5 things every entrepreneur should know before starting a transport and logistics business in Africa.

Naqla uses app-based technology that directly connects trucker owners with cargo companies to optimise routes and ensure fair rates for drivers. Shippers input their loads on the Naqla platform, which analyses the shipment, provides an immediate quote at a competitive price and is available for carriers to view.

In this article, Sherif Taher, founder and CEO of Naqla, lists five points entrepreneurs should consider before starting a transport and logistics business in Africa.

1. Understand the business operating landscape – forensically.

Africa’s road freight industry is hugely underserved due to a lack of proper infrastructure.

Poor routes make it hard for drivers to plan trips around each other, and much of the supply is controlled by brokers, limiting drivers to a handful of shippers and creating inconsistent pricing. This means a lack of supply for shippers, especially during the busy potato and citrus seasons. It can take up to 6 hours to arrange a shipment during this time.

“Africa’s logistics landscape is highly fragmented. By understanding the problems that divide it, you will find an opportunity to bring the needs of carriers and truckers together through innovation,” says Sherif.

2. The welfare of truckers will determine how we succeed.

“If the African logistics industry is a fountain, the truckers sit at the top,” says Sherif. “If the top is not cleaned and cared for, the dirty water flows down and muddies the entire fountain.”

This principle is also in the best interests of a new logistics business. For example, the cargo will reach its destination quicker if truckers’ time is saved because of optimised routes and improved address information. If drivers have better wages and more opportunities to engage with shippers, shippers will have a greater supply of carriers during peak shipping seasons.

The bottom line is to create a sustainable and safe working environment, give drivers more control, and ensure fair wages and hours for drivers should be prioritised.

3. Technology is just a tool.

Technology is completely transforming logistics and has become a norm in the sector. Technology can connect shippers with the right carriers, accurately track shipments, provide digital paperwork, etc. The potential for new and exciting innovation is endless.

But Sherif firmly believes that new logistics players must not forget that transport technology will have a user on the other side. It must be accessible for the everyday driver and shipper.

Sherif says, “when we built the Naqla platform, it was essential that we made our app user interface simple and easy to use. We always remembered that an average independent Egyptian trucker would use one side of our app, and we built it with them in mind.”

4. Reduce carbon emissions.

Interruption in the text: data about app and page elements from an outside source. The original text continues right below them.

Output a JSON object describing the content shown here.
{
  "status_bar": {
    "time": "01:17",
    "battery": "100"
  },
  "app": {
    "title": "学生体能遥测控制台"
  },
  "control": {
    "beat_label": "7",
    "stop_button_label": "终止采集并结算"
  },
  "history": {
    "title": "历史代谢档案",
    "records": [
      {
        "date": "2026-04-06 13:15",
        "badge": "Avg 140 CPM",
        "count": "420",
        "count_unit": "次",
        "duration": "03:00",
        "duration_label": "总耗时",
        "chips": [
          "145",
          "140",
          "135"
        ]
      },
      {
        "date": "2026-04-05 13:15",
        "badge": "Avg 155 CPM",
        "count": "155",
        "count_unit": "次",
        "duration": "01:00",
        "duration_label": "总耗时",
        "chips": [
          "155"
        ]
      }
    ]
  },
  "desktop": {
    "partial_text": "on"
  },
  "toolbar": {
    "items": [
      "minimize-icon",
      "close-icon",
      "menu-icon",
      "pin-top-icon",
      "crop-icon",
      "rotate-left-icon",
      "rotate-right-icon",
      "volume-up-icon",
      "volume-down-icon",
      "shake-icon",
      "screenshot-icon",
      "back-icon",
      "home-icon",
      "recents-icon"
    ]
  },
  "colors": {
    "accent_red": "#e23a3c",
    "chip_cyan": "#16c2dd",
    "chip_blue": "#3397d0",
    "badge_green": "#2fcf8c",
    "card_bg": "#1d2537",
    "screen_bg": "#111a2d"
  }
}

The greatest impact of a typical consumer company’s carbon emissions comes from its supply chain. Increased pressure to meet ESG targets means more and more cargo companies are looking to drastically reduce their carbon footprint and are drawn to logistics businesses that can help them achieve it.

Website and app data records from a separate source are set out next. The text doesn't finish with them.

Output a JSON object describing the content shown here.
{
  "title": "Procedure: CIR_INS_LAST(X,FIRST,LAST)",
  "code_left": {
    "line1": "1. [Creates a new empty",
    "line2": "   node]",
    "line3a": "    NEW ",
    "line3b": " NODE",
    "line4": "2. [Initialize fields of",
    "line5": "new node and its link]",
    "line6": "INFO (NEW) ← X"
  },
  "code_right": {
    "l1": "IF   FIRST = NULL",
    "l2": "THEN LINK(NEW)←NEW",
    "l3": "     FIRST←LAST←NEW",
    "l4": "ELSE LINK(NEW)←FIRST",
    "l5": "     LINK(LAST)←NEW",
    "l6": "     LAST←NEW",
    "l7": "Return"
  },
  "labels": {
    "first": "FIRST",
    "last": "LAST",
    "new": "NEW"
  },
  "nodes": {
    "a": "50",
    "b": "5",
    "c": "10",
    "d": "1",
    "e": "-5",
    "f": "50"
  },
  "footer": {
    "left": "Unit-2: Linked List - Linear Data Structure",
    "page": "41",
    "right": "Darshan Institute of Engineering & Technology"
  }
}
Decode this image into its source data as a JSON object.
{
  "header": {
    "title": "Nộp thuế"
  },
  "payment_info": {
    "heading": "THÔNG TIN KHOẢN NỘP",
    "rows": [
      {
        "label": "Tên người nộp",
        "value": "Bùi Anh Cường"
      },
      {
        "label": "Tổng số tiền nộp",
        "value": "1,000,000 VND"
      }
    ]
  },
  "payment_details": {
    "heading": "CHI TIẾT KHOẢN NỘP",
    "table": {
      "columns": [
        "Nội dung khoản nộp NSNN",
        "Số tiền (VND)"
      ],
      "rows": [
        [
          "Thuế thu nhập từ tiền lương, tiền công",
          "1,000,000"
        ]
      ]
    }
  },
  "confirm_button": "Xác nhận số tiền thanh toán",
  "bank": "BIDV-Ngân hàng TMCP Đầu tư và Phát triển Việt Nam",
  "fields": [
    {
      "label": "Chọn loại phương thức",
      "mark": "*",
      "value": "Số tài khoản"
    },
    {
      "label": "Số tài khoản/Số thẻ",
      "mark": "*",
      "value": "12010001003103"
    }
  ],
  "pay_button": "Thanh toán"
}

This is now a core customer need – if your logistics business is to survive in the long-term, build carbon reduction into your business strategy from the very beginning.

“Naqla’s business model ensures that every mile a trucker drives will be to a productive end. Our app gives drivers more opportunity to complete back-to-back deliveries such as drop-and-hook transfers, where a full trailer is unhooked from the truck, and an empty trailer is picked up for delivery simultaneously,” says Sherif.

5. Tackling Africa’s huge logistics problem

Despite its wealth of problems, Africa’s logistics landscape continues to boom because of rapid growth in e-commerce and consumer goods, especially in the wake of COVID-19. New businesses that disrupt the sector encourage this prosperity – particularly the businesses which tackle the problems directly.

Naqla works with more than 400 shippers and 10,500 drivers across Egypt and has overseen the delivery of over 5 million tonnes of cargo.

“Before starting an African logistics company, the most important thing is to understand the problems that hold the sector back. The market is ripe even with these problems, but when you manage to overcome fundamental issues like idle lorries or low wages, everybody prospers – the drivers, the shippers, and the wider African economy. This is what the African logistics landscape needs: disruption, prosperity, and modernisation.”